Problem description
Copy the data below exactly, omitting any picture it contains.

Record set
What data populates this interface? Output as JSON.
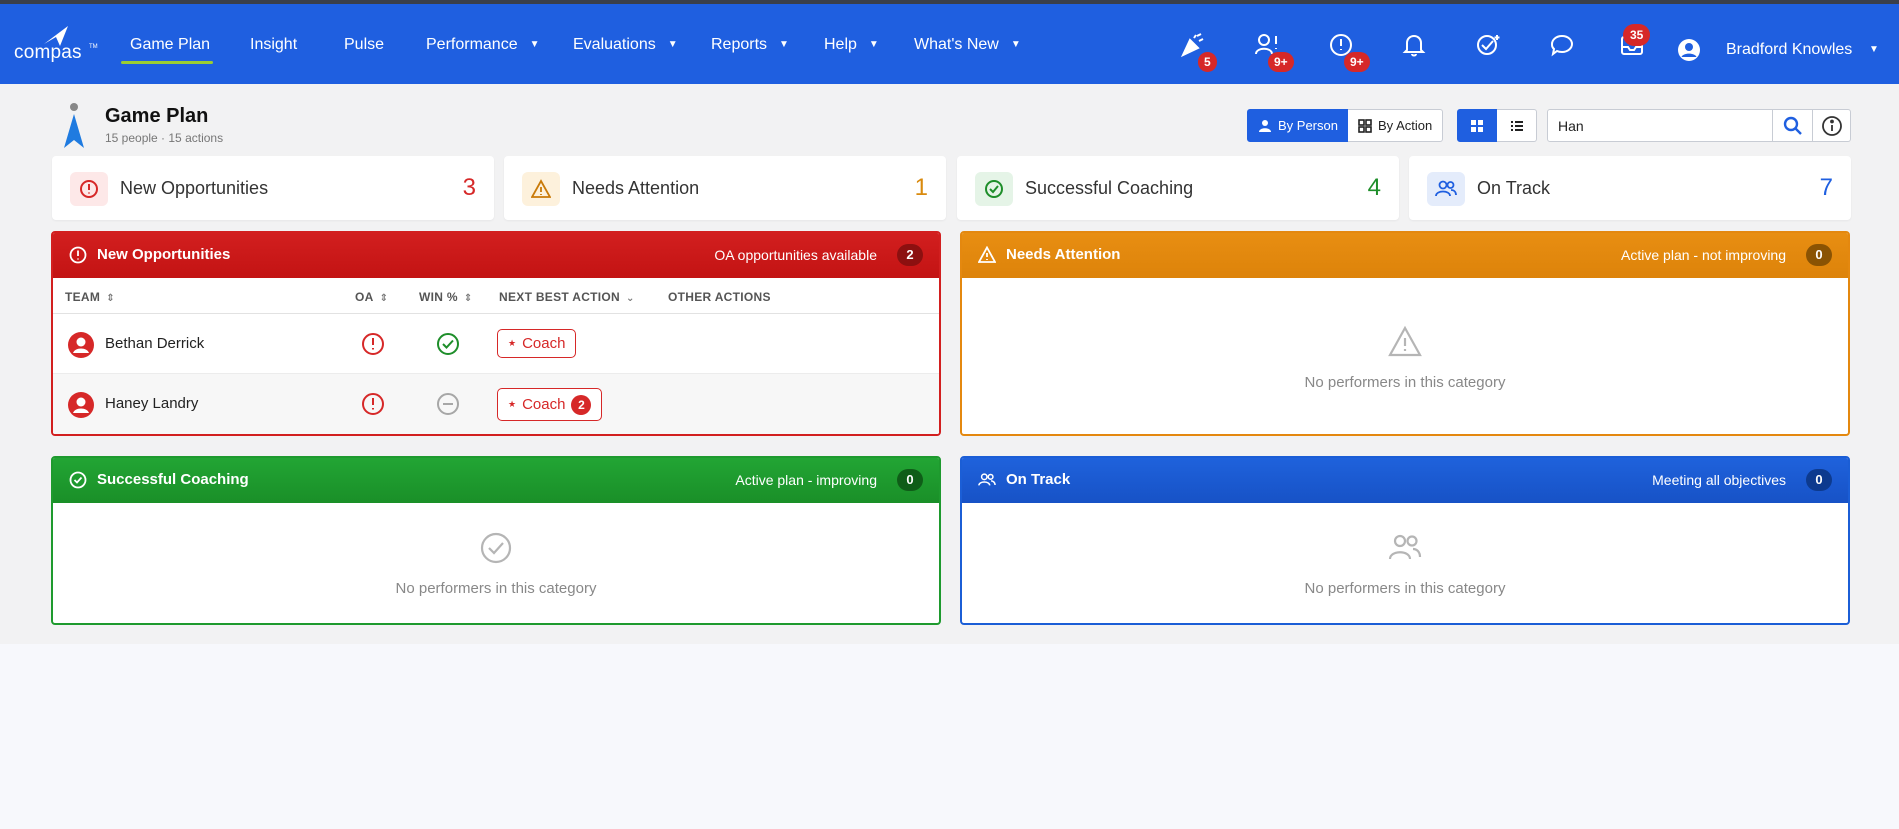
{
  "app": {
    "logo_text": "compas",
    "logo_tm": "TM"
  },
  "nav": {
    "items": [
      {
        "label": "Game Plan",
        "active": true
      },
      {
        "label": "Insight"
      },
      {
        "label": "Pulse"
      },
      {
        "label": "Performance",
        "dropdown": true
      },
      {
        "label": "Evaluations",
        "dropdown": true
      },
      {
        "label": "Reports",
        "dropdown": true
      },
      {
        "label": "Help",
        "dropdown": true
      },
      {
        "label": "What's New",
        "dropdown": true
      }
    ],
    "icons": [
      {
        "name": "celebration-icon",
        "badge": "5"
      },
      {
        "name": "person-alert-icon",
        "badge": "9+"
      },
      {
        "name": "alert-circle-icon",
        "badge": "9+"
      },
      {
        "name": "bell-icon"
      },
      {
        "name": "check-sparkle-icon"
      },
      {
        "name": "chat-icon"
      },
      {
        "name": "inbox-icon",
        "badge": "35"
      }
    ],
    "user_name": "Bradford Knowles"
  },
  "page": {
    "title": "Game Plan",
    "subtitle": "15 people · 15 actions",
    "by_person": "By Person",
    "by_action": "By Action",
    "search_value": "Han"
  },
  "summary": [
    {
      "label": "New Opportunities",
      "count": "3",
      "color": "#d62828"
    },
    {
      "label": "Needs Attention",
      "count": "1",
      "color": "#d98a0e"
    },
    {
      "label": "Successful Coaching",
      "count": "4",
      "color": "#1e8e2a"
    },
    {
      "label": "On Track",
      "count": "7",
      "color": "#1f5fe0"
    }
  ],
  "panels": {
    "new_opportunities": {
      "title": "New Opportunities",
      "meta": "OA opportunities available",
      "count": "2",
      "color": "#d21f1f",
      "columns": [
        "TEAM",
        "OA",
        "WIN %",
        "NEXT BEST ACTION",
        "OTHER ACTIONS"
      ],
      "rows": [
        {
          "name": "Bethan Derrick",
          "oa": "alert",
          "win": "check",
          "action": "Coach",
          "action_count": ""
        },
        {
          "name": "Haney Landry",
          "oa": "alert",
          "win": "neutral",
          "action": "Coach",
          "action_count": "2"
        }
      ]
    },
    "needs_attention": {
      "title": "Needs Attention",
      "meta": "Active plan - not improving",
      "count": "0",
      "color": "#e4880f",
      "empty": "No performers in this category"
    },
    "successful_coaching": {
      "title": "Successful Coaching",
      "meta": "Active plan - improving",
      "count": "0",
      "color": "#1e9a2e",
      "empty": "No performers in this category"
    },
    "on_track": {
      "title": "On Track",
      "meta": "Meeting all objectives",
      "count": "0",
      "color": "#1b5ed6",
      "empty": "No performers in this category"
    }
  }
}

Solved exercise
What data populates this interface? Output as JSON.
{
  "app": {
    "logo_text": "compas",
    "logo_tm": "TM"
  },
  "nav": {
    "items": [
      {
        "label": "Game Plan",
        "active": true
      },
      {
        "label": "Insight"
      },
      {
        "label": "Pulse"
      },
      {
        "label": "Performance",
        "dropdown": true
      },
      {
        "label": "Evaluations",
        "dropdown": true
      },
      {
        "label": "Reports",
        "dropdown": true
      },
      {
        "label": "Help",
        "dropdown": true
      },
      {
        "label": "What's New",
        "dropdown": true
      }
    ],
    "icons": [
      {
        "name": "celebration-icon",
        "badge": "5"
      },
      {
        "name": "person-alert-icon",
        "badge": "9+"
      },
      {
        "name": "alert-circle-icon",
        "badge": "9+"
      },
      {
        "name": "bell-icon"
      },
      {
        "name": "check-sparkle-icon"
      },
      {
        "name": "chat-icon"
      },
      {
        "name": "inbox-icon",
        "badge": "35"
      }
    ],
    "user_name": "Bradford Knowles"
  },
  "page": {
    "title": "Game Plan",
    "subtitle": "15 people · 15 actions",
    "by_person": "By Person",
    "by_action": "By Action",
    "search_value": "Han"
  },
  "summary": [
    {
      "label": "New Opportunities",
      "count": "3",
      "color": "#d62828"
    },
    {
      "label": "Needs Attention",
      "count": "1",
      "color": "#d98a0e"
    },
    {
      "label": "Successful Coaching",
      "count": "4",
      "color": "#1e8e2a"
    },
    {
      "label": "On Track",
      "count": "7",
      "color": "#1f5fe0"
    }
  ],
  "panels": {
    "new_opportunities": {
      "title": "New Opportunities",
      "meta": "OA opportunities available",
      "count": "2",
      "color": "#d21f1f",
      "columns": [
        "TEAM",
        "OA",
        "WIN %",
        "NEXT BEST ACTION",
        "OTHER ACTIONS"
      ],
      "rows": [
        {
          "name": "Bethan Derrick",
          "oa": "alert",
          "win": "check",
          "action": "Coach",
          "action_count": ""
        },
        {
          "name": "Haney Landry",
          "oa": "alert",
          "win": "neutral",
          "action": "Coach",
          "action_count": "2"
        }
      ]
    },
    "needs_attention": {
      "title": "Needs Attention",
      "meta": "Active plan - not improving",
      "count": "0",
      "color": "#e4880f",
      "empty": "No performers in this category"
    },
    "successful_coaching": {
      "title": "Successful Coaching",
      "meta": "Active plan - improving",
      "count": "0",
      "color": "#1e9a2e",
      "empty": "No performers in this category"
    },
    "on_track": {
      "title": "On Track",
      "meta": "Meeting all objectives",
      "count": "0",
      "color": "#1b5ed6",
      "empty": "No performers in this category"
    }
  }
}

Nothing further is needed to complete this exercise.